SOURCE MATERIAL.
____________
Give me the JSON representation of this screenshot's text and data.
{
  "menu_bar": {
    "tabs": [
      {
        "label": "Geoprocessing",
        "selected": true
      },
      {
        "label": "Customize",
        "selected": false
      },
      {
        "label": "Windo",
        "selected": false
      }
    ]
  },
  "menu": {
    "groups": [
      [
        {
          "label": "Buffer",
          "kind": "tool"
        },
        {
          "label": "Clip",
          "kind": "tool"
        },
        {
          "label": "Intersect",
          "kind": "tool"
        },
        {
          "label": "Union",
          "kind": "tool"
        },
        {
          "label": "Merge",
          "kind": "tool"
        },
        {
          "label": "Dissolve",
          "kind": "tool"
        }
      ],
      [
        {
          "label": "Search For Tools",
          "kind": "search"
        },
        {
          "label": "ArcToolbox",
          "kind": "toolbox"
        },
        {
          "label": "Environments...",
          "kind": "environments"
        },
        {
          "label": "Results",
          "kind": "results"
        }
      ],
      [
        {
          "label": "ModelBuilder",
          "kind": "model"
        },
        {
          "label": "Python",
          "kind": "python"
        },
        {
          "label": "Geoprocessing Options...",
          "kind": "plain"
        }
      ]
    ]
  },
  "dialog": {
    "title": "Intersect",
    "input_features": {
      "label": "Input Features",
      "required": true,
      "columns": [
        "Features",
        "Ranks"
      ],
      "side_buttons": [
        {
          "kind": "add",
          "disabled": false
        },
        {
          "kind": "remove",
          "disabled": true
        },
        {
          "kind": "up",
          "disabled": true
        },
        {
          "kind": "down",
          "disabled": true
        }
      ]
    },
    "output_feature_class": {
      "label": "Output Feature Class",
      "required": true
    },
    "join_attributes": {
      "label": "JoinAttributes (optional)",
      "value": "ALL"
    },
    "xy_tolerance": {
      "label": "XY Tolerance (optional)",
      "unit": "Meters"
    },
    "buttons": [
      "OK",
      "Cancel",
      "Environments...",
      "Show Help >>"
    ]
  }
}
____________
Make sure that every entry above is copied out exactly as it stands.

Give me the JSON representation of this screenshot's text and data.
{
  "menu_bar": {
    "tabs": [
      {
        "label": "Geoprocessing",
        "selected": true
      },
      {
        "label": "Customize",
        "selected": false
      },
      {
        "label": "Windo",
        "selected": false
      }
    ]
  },
  "menu": {
    "groups": [
      [
        {
          "label": "Buffer",
          "kind": "tool"
        },
        {
          "label": "Clip",
          "kind": "tool"
        },
        {
          "label": "Intersect",
          "kind": "tool"
        },
        {
          "label": "Union",
          "kind": "tool"
        },
        {
          "label": "Merge",
          "kind": "tool"
        },
        {
          "label": "Dissolve",
          "kind": "tool"
        }
      ],
      [
        {
          "label": "Search For Tools",
          "kind": "search"
        },
        {
          "label": "ArcToolbox",
          "kind": "toolbox"
        },
        {
          "label": "Environments...",
          "kind": "environments"
        },
        {
          "label": "Results",
          "kind": "results"
        }
      ],
      [
        {
          "label": "ModelBuilder",
          "kind": "model"
        },
        {
          "label": "Python",
          "kind": "python"
        },
        {
          "label": "Geoprocessing Options...",
          "kind": "plain"
        }
      ]
    ]
  },
  "dialog": {
    "title": "Intersect",
    "input_features": {
      "label": "Input Features",
      "required": true,
      "columns": [
        "Features",
        "Ranks"
      ],
      "side_buttons": [
        {
          "kind": "add",
          "disabled": false
        },
        {
          "kind": "remove",
          "disabled": true
        },
        {
          "kind": "up",
          "disabled": true
        },
        {
          "kind": "down",
          "disabled": true
        }
      ]
    },
    "output_feature_class": {
      "label": "Output Feature Class",
      "required": true
    },
    "join_attributes": {
      "label": "JoinAttributes (optional)",
      "value": "ALL"
    },
    "xy_tolerance": {
      "label": "XY Tolerance (optional)",
      "unit": "Meters"
    },
    "buttons": [
      "OK",
      "Cancel",
      "Environments...",
      "Show Help >>"
    ]
  }
}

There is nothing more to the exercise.